It is a truth of modern day grocery shopping that a bag of apples costs more than a bag of chips. Unfortunately, the cost disparity between healthy and unhealthy foods is a driving force behind what goes into shopping carts – a sad reality for millions of Americans who struggle to afford healthy food.
National Cooperative Grocers Association (NCGA), representing 114 natural food co-ops, believes all people deserve access to and education about healthy and nutritious foods. We applaud the Women, Infants, Children Program (WIC) for its dedication to this same mission. However, we believe the federal government should follow Senator Blanche Lincoln’s example and move forward quickly with WIC, as well as allow for the purchase of healthy organic and natural foods under the WIC program.
WIC provides assistance to low-income pregnant, breastfeeding, and non-breastfeeding postpartum women, and to infants and children up to age five who are found to be at nutritional risk.
Food co-ops have long been leaders in providing healthy, natural and organic food to the communities in which they operate. Concern for community is one of the principles on which co-ops are based and is something NCGA co-ops take seriously in the food they stock in their stores and in their extensive outreach, education and giving programs. Yet, because of state and federal government restrictions, co-ops are limited in our basic ability to serve WIC grocery shoppers.
WIC provides federal grants to states allowing the distribution of supplemental foods, health care referrals and nutrition education. Currently, each state creates approved lists of foods, typically determined by brand name, that meet predetermined nutritional, pricing and quality criteria. However, many states include explicit prohibitions on access to organic foods within the WIC approved food list used to guide WIC recipients in their food purchases.
States often suggest cost keeps organic off the WIC list. Organic food is free of herbicides and pesticides and synthetic hormones, and is certified as such by the USDA. Farmers and food providers produce it with environmental sustainability in mind, hence the slightly higher prices. Nevertheless, many nursing and health and environmentally conscious moms want that healthier option for their children – and many co-ops and other organic food retailers are willing to discuss price accommodations with WIC customers, if state governments provided that flexibility.
The U.S. Senate has unanimously passed the bill, but the House must act now before the existing law expires on Thurs, September 30. We must give WIC recipients equal access to healthy foods.
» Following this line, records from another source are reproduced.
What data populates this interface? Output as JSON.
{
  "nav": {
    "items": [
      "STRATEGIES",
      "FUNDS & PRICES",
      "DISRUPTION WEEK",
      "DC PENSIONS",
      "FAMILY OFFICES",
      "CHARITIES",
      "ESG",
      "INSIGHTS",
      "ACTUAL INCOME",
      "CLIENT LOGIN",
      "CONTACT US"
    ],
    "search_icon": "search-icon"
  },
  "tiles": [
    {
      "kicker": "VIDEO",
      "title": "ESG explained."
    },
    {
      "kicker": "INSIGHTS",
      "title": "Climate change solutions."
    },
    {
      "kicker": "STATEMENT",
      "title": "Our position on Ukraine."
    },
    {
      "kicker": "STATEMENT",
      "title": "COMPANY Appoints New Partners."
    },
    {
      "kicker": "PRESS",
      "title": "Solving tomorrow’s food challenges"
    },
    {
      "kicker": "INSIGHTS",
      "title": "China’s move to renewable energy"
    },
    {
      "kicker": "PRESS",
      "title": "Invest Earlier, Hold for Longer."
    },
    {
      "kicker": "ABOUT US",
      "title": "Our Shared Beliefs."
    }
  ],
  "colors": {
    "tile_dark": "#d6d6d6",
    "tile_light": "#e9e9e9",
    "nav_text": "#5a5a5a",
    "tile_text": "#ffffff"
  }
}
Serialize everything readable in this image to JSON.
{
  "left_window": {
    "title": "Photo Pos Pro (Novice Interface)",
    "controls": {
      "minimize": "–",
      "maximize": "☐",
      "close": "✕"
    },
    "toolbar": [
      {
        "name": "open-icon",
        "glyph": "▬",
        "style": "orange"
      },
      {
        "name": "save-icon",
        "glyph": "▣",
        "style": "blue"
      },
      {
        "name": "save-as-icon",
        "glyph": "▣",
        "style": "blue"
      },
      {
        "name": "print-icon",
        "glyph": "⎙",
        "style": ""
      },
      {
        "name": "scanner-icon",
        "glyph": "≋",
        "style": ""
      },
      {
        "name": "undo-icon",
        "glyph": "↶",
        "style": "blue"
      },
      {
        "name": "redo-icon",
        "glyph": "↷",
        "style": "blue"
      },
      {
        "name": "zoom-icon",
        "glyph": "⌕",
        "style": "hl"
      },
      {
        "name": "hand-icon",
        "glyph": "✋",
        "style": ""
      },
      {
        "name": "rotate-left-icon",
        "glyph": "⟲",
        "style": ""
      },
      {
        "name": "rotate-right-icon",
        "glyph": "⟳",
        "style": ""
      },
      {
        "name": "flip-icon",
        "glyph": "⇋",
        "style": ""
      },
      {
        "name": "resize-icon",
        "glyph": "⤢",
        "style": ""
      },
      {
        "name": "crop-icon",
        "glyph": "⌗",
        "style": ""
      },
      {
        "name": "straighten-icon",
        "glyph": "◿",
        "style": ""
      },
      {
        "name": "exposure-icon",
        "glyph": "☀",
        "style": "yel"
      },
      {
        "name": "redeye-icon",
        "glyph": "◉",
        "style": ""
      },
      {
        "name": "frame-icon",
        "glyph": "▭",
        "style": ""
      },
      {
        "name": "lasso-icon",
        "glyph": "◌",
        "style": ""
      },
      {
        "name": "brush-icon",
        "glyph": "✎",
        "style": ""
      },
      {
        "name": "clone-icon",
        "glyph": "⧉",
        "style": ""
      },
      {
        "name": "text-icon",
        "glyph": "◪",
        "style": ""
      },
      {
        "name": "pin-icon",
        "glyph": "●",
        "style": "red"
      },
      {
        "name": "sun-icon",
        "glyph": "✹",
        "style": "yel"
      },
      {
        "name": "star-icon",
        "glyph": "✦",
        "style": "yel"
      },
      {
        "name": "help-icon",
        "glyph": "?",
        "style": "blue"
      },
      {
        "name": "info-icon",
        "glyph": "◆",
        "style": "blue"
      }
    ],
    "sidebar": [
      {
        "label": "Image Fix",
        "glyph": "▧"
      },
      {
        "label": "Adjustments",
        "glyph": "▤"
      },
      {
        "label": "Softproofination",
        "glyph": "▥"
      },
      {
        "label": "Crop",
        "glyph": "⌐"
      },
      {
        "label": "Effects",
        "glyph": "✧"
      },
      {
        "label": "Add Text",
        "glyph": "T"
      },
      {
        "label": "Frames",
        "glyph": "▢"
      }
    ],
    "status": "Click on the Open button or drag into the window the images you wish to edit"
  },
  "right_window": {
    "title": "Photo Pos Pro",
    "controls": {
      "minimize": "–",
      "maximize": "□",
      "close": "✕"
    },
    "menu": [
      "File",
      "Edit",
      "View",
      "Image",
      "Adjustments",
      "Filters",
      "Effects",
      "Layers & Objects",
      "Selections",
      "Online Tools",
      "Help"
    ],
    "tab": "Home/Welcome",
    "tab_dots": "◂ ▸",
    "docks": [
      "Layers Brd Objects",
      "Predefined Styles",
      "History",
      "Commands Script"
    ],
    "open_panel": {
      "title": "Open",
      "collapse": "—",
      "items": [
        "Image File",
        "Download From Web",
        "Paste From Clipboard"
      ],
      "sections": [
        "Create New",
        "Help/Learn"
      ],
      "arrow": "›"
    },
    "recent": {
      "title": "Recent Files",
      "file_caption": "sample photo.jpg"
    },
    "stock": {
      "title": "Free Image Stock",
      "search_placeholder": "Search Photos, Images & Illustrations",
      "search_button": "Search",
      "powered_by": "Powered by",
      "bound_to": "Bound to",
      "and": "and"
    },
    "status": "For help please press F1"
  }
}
The opportunity exists within the pending reauthorization of the Child Nutrition Act – which appropriates WIC’s funds – to make it so.
On Aug. 6, shortly after Senate bill sponsor Sen. Lincoln asked the Senate “Is it too much to ask” Congress to act on the Senate version of Child Nutrition Reauthorization before taking a long August recess, the body obliged in passing with a Unanimous Consent measure. The stalled House version – while similar in ambition and with innovative farm to school language – does not mention organics in WIC.
That puts the issue back into consumer hands. Citizens still can write or call their representatives to ask that the Child Nutrition Reauthorization bill urge the inclusion of organics within the WIC program.